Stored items
********************

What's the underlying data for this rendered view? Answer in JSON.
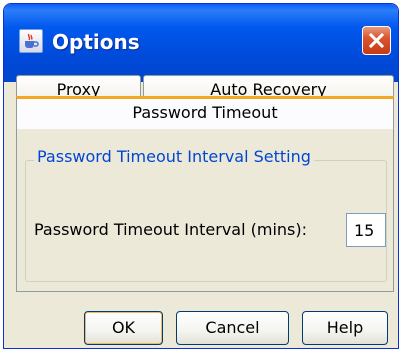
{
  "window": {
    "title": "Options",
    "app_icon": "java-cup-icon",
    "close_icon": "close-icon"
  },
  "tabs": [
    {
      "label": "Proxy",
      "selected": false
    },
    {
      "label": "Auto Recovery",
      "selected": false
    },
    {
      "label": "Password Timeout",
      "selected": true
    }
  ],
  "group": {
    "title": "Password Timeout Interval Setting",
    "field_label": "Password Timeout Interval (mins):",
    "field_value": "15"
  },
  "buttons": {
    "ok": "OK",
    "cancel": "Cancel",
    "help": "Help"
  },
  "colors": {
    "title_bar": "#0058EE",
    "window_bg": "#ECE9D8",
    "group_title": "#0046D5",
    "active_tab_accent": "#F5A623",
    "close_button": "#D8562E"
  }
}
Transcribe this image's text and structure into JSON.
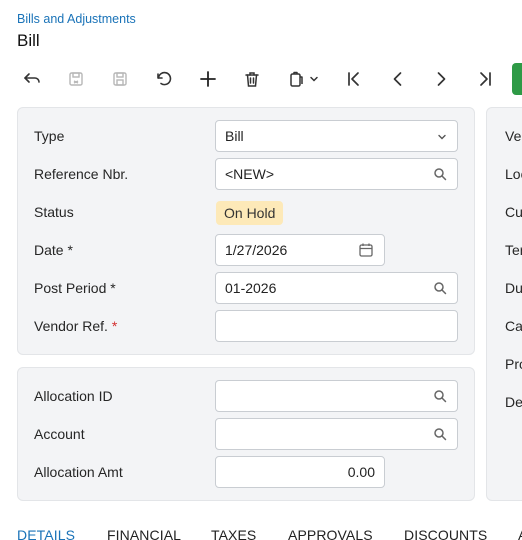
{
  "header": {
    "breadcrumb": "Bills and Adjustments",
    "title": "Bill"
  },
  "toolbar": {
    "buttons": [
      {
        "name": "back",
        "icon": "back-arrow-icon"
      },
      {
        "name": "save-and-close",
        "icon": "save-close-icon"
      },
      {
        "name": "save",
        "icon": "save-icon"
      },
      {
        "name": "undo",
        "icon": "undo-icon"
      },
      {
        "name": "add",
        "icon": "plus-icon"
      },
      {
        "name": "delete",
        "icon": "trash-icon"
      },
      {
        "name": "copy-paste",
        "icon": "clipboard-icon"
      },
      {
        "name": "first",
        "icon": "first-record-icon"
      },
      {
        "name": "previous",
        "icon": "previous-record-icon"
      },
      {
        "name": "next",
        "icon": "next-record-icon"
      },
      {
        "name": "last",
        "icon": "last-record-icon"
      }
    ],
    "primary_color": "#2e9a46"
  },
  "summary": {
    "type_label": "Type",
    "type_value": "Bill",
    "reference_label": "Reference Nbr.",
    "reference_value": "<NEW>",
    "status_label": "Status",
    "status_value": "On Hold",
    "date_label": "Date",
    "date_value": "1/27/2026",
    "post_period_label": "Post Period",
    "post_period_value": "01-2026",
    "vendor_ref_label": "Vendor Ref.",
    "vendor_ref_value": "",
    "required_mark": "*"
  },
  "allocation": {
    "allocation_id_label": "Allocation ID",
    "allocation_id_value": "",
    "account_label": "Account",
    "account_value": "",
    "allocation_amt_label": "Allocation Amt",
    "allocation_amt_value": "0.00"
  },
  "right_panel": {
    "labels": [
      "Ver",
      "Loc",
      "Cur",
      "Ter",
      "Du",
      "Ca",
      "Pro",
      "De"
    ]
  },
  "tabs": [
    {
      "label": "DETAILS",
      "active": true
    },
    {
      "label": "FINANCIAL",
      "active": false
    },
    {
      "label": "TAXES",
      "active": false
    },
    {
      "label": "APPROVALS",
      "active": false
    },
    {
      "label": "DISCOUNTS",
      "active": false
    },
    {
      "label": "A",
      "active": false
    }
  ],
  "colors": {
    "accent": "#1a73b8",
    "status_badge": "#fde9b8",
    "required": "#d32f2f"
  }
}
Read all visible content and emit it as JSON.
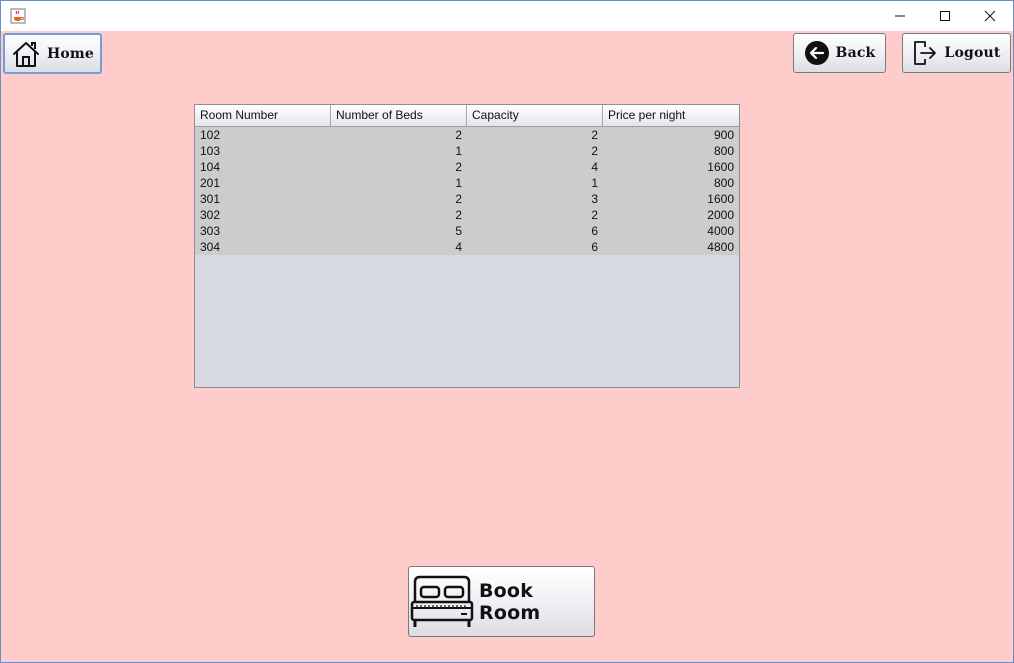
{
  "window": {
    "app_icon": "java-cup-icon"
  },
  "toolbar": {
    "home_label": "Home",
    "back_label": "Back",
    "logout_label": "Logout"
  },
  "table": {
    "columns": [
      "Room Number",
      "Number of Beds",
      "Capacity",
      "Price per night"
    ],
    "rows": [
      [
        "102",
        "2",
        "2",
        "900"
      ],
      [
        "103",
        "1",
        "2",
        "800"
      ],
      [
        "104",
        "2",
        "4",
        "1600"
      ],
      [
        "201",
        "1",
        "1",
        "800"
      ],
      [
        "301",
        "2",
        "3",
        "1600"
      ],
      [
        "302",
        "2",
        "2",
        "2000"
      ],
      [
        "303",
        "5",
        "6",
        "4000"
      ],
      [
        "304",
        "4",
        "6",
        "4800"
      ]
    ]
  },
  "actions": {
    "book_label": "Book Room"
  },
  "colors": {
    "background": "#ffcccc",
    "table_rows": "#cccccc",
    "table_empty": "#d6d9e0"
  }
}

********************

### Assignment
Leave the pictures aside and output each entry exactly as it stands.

### Your response
What's the underlying data for this rendered view? Answer in JSON.
{
  "window": {
    "title": "Options",
    "app_icon": "java-cup-icon",
    "close_icon": "close-icon"
  },
  "tabs": [
    {
      "label": "Proxy",
      "selected": false
    },
    {
      "label": "Auto Recovery",
      "selected": false
    },
    {
      "label": "Password Timeout",
      "selected": true
    }
  ],
  "group": {
    "title": "Password Timeout Interval Setting",
    "field_label": "Password Timeout Interval (mins):",
    "field_value": "15"
  },
  "buttons": {
    "ok": "OK",
    "cancel": "Cancel",
    "help": "Help"
  },
  "colors": {
    "title_bar": "#0058EE",
    "window_bg": "#ECE9D8",
    "group_title": "#0046D5",
    "active_tab_accent": "#F5A623",
    "close_button": "#D8562E"
  }
}
Transcribe this image's text and structure into JSON.
{
  "header": {
    "breadcrumb": "Bills and Adjustments",
    "title": "Bill"
  },
  "toolbar": {
    "buttons": [
      {
        "name": "back",
        "icon": "back-arrow-icon"
      },
      {
        "name": "save-and-close",
        "icon": "save-close-icon"
      },
      {
        "name": "save",
        "icon": "save-icon"
      },
      {
        "name": "undo",
        "icon": "undo-icon"
      },
      {
        "name": "add",
        "icon": "plus-icon"
      },
      {
        "name": "delete",
        "icon": "trash-icon"
      },
      {
        "name": "copy-paste",
        "icon": "clipboard-icon"
      },
      {
        "name": "first",
        "icon": "first-record-icon"
      },
      {
        "name": "previous",
        "icon": "previous-record-icon"
      },
      {
        "name": "next",
        "icon": "next-record-icon"
      },
      {
        "name": "last",
        "icon": "last-record-icon"
      }
    ],
    "primary_color": "#2e9a46"
  },
  "summary": {
    "type_label": "Type",
    "type_value": "Bill",
    "reference_label": "Reference Nbr.",
    "reference_value": "<NEW>",
    "status_label": "Status",
    "status_value": "On Hold",
    "date_label": "Date",
    "date_value": "1/27/2026",
    "post_period_label": "Post Period",
    "post_period_value": "01-2026",
    "vendor_ref_label": "Vendor Ref.",
    "vendor_ref_value": "",
    "required_mark": "*"
  },
  "allocation": {
    "allocation_id_label": "Allocation ID",
    "allocation_id_value": "",
    "account_label": "Account",
    "account_value": "",
    "allocation_amt_label": "Allocation Amt",
    "allocation_amt_value": "0.00"
  },
  "right_panel": {
    "labels": [
      "Ver",
      "Loc",
      "Cur",
      "Ter",
      "Du",
      "Ca",
      "Pro",
      "De"
    ]
  },
  "tabs": [
    {
      "label": "DETAILS",
      "active": true
    },
    {
      "label": "FINANCIAL",
      "active": false
    },
    {
      "label": "TAXES",
      "active": false
    },
    {
      "label": "APPROVALS",
      "active": false
    },
    {
      "label": "DISCOUNTS",
      "active": false
    },
    {
      "label": "A",
      "active": false
    }
  ],
  "colors": {
    "accent": "#1a73b8",
    "status_badge": "#fde9b8",
    "required": "#d32f2f"
  }
}
Read all visible content and emit it as JSON.
{
  "window": {
    "app_icon": "java-cup-icon"
  },
  "toolbar": {
    "home_label": "Home",
    "back_label": "Back",
    "logout_label": "Logout"
  },
  "table": {
    "columns": [
      "Room Number",
      "Number of Beds",
      "Capacity",
      "Price per night"
    ],
    "rows": [
      [
        "102",
        "2",
        "2",
        "900"
      ],
      [
        "103",
        "1",
        "2",
        "800"
      ],
      [
        "104",
        "2",
        "4",
        "1600"
      ],
      [
        "201",
        "1",
        "1",
        "800"
      ],
      [
        "301",
        "2",
        "3",
        "1600"
      ],
      [
        "302",
        "2",
        "2",
        "2000"
      ],
      [
        "303",
        "5",
        "6",
        "4000"
      ],
      [
        "304",
        "4",
        "6",
        "4800"
      ]
    ]
  },
  "actions": {
    "book_label": "Book Room"
  },
  "colors": {
    "background": "#ffcccc",
    "table_rows": "#cccccc",
    "table_empty": "#d6d9e0"
  }
}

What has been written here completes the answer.